Your assignment =
Give all the records again, with no alterations.

Exercise material =
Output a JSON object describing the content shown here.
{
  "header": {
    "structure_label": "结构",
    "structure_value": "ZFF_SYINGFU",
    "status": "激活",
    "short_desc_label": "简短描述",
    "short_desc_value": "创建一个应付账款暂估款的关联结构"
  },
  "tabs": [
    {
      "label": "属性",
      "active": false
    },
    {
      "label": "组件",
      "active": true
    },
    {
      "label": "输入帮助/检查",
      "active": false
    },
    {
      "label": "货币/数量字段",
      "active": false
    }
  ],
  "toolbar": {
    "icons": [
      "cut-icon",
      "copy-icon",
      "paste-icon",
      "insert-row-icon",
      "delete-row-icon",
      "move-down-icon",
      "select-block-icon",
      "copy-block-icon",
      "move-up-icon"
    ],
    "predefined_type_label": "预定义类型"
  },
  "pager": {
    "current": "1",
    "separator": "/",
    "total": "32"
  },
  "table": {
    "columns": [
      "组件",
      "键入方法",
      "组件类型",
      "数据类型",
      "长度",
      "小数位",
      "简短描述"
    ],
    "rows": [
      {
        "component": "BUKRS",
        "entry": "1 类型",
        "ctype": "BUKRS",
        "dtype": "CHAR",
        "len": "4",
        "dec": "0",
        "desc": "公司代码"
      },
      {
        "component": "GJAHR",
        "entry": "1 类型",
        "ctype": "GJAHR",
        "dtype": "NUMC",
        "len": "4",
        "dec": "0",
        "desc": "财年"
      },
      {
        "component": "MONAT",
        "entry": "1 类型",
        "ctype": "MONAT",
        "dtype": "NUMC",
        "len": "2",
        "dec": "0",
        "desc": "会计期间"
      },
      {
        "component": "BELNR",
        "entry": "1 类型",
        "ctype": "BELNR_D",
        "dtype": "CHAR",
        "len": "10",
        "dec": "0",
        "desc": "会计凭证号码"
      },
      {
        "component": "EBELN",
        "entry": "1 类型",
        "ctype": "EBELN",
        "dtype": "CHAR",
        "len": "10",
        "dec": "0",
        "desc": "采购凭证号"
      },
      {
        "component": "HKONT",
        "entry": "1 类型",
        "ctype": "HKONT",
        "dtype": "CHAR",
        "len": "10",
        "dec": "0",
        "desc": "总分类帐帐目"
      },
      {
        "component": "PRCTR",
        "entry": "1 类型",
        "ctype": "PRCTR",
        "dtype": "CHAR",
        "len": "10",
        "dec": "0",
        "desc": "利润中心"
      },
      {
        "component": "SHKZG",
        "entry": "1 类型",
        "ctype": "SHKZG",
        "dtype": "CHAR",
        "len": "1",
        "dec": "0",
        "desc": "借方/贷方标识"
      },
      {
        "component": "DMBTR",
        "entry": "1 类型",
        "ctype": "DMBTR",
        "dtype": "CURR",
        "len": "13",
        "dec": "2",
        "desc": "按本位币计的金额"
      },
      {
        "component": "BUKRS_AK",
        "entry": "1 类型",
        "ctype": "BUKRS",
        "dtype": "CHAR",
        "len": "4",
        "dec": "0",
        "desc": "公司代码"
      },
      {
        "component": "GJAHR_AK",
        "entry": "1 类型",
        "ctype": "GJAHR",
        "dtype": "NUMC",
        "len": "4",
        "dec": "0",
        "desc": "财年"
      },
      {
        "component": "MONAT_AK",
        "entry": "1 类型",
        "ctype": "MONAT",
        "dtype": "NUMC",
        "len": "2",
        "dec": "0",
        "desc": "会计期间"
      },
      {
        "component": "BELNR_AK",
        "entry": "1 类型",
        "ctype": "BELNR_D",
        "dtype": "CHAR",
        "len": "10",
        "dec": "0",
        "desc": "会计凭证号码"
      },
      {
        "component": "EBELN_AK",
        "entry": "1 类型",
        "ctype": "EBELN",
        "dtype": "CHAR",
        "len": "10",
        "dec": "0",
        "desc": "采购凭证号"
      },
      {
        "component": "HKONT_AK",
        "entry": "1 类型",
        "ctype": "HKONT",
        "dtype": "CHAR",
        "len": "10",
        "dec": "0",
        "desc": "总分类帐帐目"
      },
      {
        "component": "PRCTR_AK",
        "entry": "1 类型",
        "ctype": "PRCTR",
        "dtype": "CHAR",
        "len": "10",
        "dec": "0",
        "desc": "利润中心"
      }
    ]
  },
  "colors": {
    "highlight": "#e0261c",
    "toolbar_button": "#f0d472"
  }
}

Answer to this problem =
Output a JSON object describing the content shown here.
{
  "header": {
    "structure_label": "结构",
    "structure_value": "ZFF_SYINGFU",
    "status": "激活",
    "short_desc_label": "简短描述",
    "short_desc_value": "创建一个应付账款暂估款的关联结构"
  },
  "tabs": [
    {
      "label": "属性",
      "active": false
    },
    {
      "label": "组件",
      "active": true
    },
    {
      "label": "输入帮助/检查",
      "active": false
    },
    {
      "label": "货币/数量字段",
      "active": false
    }
  ],
  "toolbar": {
    "icons": [
      "cut-icon",
      "copy-icon",
      "paste-icon",
      "insert-row-icon",
      "delete-row-icon",
      "move-down-icon",
      "select-block-icon",
      "copy-block-icon",
      "move-up-icon"
    ],
    "predefined_type_label": "预定义类型"
  },
  "pager": {
    "current": "1",
    "separator": "/",
    "total": "32"
  },
  "table": {
    "columns": [
      "组件",
      "键入方法",
      "组件类型",
      "数据类型",
      "长度",
      "小数位",
      "简短描述"
    ],
    "rows": [
      {
        "component": "BUKRS",
        "entry": "1 类型",
        "ctype": "BUKRS",
        "dtype": "CHAR",
        "len": "4",
        "dec": "0",
        "desc": "公司代码"
      },
      {
        "component": "GJAHR",
        "entry": "1 类型",
        "ctype": "GJAHR",
        "dtype": "NUMC",
        "len": "4",
        "dec": "0",
        "desc": "财年"
      },
      {
        "component": "MONAT",
        "entry": "1 类型",
        "ctype": "MONAT",
        "dtype": "NUMC",
        "len": "2",
        "dec": "0",
        "desc": "会计期间"
      },
      {
        "component": "BELNR",
        "entry": "1 类型",
        "ctype": "BELNR_D",
        "dtype": "CHAR",
        "len": "10",
        "dec": "0",
        "desc": "会计凭证号码"
      },
      {
        "component": "EBELN",
        "entry": "1 类型",
        "ctype": "EBELN",
        "dtype": "CHAR",
        "len": "10",
        "dec": "0",
        "desc": "采购凭证号"
      },
      {
        "component": "HKONT",
        "entry": "1 类型",
        "ctype": "HKONT",
        "dtype": "CHAR",
        "len": "10",
        "dec": "0",
        "desc": "总分类帐帐目"
      },
      {
        "component": "PRCTR",
        "entry": "1 类型",
        "ctype": "PRCTR",
        "dtype": "CHAR",
        "len": "10",
        "dec": "0",
        "desc": "利润中心"
      },
      {
        "component": "SHKZG",
        "entry": "1 类型",
        "ctype": "SHKZG",
        "dtype": "CHAR",
        "len": "1",
        "dec": "0",
        "desc": "借方/贷方标识"
      },
      {
        "component": "DMBTR",
        "entry": "1 类型",
        "ctype": "DMBTR",
        "dtype": "CURR",
        "len": "13",
        "dec": "2",
        "desc": "按本位币计的金额"
      },
      {
        "component": "BUKRS_AK",
        "entry": "1 类型",
        "ctype": "BUKRS",
        "dtype": "CHAR",
        "len": "4",
        "dec": "0",
        "desc": "公司代码"
      },
      {
        "component": "GJAHR_AK",
        "entry": "1 类型",
        "ctype": "GJAHR",
        "dtype": "NUMC",
        "len": "4",
        "dec": "0",
        "desc": "财年"
      },
      {
        "component": "MONAT_AK",
        "entry": "1 类型",
        "ctype": "MONAT",
        "dtype": "NUMC",
        "len": "2",
        "dec": "0",
        "desc": "会计期间"
      },
      {
        "component": "BELNR_AK",
        "entry": "1 类型",
        "ctype": "BELNR_D",
        "dtype": "CHAR",
        "len": "10",
        "dec": "0",
        "desc": "会计凭证号码"
      },
      {
        "component": "EBELN_AK",
        "entry": "1 类型",
        "ctype": "EBELN",
        "dtype": "CHAR",
        "len": "10",
        "dec": "0",
        "desc": "采购凭证号"
      },
      {
        "component": "HKONT_AK",
        "entry": "1 类型",
        "ctype": "HKONT",
        "dtype": "CHAR",
        "len": "10",
        "dec": "0",
        "desc": "总分类帐帐目"
      },
      {
        "component": "PRCTR_AK",
        "entry": "1 类型",
        "ctype": "PRCTR",
        "dtype": "CHAR",
        "len": "10",
        "dec": "0",
        "desc": "利润中心"
      }
    ]
  },
  "colors": {
    "highlight": "#e0261c",
    "toolbar_button": "#f0d472"
  }
}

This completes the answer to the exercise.